The basic sentiment is there in plain English, but it must be qualified, run through the irony dicer until it is practically a Cubist representation of the original, and held at a comfortable distance.
Pictured is the rope that kept the little girl from leaving her room'You concocted that story because Kyhesha died and you knew someone would examine her,' Mr Mc Carthy said.'That's not true,' Williamson replied.
At the time of her death Kyhesha was living with Williamson and Christopher Kent, who the court heard engaged in 'unorthodox sexual conduct' together.
Instead, the line is assigned to her alter ego, who is at the time of the utterance high as a Georgia pine on opium tea and trying to convince her parents to keep supporting her financially.
Having delivered the line, Hannah retreats into uncomfortable self-awareness, adding: “Or generation.” As a literary stratagem — laying down a marker in the popular culture without making herself vulnerable to accusations that she might be taking herself too seriously — the maneuver is transparent.

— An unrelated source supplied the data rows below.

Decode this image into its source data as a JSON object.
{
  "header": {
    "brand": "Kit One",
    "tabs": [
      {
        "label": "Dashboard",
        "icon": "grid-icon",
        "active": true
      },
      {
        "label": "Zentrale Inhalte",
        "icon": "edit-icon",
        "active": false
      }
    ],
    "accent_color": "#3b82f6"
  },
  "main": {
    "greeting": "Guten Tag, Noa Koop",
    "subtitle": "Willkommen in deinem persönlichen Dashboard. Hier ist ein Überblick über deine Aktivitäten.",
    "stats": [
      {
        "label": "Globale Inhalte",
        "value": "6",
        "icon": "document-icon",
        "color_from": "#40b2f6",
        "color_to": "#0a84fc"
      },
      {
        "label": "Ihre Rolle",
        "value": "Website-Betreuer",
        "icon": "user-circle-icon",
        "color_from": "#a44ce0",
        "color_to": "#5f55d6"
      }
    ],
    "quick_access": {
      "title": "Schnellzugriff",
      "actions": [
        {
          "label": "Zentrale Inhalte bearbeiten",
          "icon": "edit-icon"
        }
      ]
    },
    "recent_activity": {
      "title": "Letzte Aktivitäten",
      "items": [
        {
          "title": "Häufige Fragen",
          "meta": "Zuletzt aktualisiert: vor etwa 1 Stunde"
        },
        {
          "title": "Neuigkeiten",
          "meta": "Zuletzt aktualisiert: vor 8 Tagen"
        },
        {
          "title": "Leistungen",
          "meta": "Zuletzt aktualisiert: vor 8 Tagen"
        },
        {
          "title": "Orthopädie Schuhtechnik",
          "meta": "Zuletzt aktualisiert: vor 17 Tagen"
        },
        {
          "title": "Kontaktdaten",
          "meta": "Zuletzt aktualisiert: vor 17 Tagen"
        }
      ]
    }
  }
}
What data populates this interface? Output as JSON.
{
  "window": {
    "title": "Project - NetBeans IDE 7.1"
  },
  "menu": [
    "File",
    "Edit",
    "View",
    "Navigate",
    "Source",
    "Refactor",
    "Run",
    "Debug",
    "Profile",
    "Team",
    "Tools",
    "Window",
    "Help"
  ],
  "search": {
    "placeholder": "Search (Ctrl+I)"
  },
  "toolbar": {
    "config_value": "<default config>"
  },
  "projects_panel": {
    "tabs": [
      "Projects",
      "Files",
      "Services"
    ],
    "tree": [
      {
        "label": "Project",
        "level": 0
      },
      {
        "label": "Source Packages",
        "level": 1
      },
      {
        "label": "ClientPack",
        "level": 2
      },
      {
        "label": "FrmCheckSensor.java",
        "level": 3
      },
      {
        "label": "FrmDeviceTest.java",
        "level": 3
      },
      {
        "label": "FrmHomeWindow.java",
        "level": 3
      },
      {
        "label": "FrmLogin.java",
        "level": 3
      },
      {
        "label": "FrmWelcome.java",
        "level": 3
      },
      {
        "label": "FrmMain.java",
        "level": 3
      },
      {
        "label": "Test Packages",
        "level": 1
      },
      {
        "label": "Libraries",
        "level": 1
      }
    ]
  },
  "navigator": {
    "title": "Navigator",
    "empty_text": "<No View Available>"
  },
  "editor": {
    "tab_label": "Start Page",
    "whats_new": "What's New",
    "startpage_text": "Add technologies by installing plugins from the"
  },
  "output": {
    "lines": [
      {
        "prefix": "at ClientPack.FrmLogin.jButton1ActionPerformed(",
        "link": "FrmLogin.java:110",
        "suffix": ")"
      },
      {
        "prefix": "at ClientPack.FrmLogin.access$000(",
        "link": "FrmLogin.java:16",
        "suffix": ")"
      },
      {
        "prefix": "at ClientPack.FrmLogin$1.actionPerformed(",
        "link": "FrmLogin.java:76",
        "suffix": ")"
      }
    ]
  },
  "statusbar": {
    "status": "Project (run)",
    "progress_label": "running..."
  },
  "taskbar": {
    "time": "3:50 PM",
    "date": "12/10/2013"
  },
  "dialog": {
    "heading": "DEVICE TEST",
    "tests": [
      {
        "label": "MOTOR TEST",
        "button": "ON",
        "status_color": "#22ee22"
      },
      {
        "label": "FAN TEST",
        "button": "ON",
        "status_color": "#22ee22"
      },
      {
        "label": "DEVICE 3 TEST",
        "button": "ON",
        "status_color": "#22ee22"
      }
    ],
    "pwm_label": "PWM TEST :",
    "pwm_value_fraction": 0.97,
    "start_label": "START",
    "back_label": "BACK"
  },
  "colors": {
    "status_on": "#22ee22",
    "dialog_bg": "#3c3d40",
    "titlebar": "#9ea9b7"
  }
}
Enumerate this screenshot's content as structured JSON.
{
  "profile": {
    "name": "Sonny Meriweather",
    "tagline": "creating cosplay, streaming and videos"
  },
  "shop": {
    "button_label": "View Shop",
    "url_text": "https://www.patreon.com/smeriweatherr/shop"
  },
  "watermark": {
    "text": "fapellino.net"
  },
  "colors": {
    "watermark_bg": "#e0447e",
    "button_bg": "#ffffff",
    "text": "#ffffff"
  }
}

Here is a list of things in Lena Dunham’s life that do not strike Lena Dunham as being unusual: growing up in a $6.25 million Tribeca apartment; attending a selection of elite private schools; renting a home in Hollywood Hills well before having anything quite resembling a job and complaining that the home is insufficiently “chic”; the habitual education of the men in her family at Andover; the services of a string of foreign nannies; being referred to a when she refused to do her homework and being referred to a relationship therapist when she fought with her mother; constant visits to homeopathic doctors, and visits to child psychologists three times a week; having a summer home on a lake in Connecticut, and complaining about it; writing a “voice of her generation” memoir in which ordinary life events among members of her generation, such as making student-loan payments or worrying about the rent or health insurance, never come up; making casual trips to Malibu; her grandparents’ having taken seven-week trips to Europe during her mother’s childhood; spending a summer at a camp at which the costs can total almost as much as the median American family’s annual rent; being histrionically miserable at said camp and demanding to be brought home early; demanding to be sent back to the same expensive camp the next year.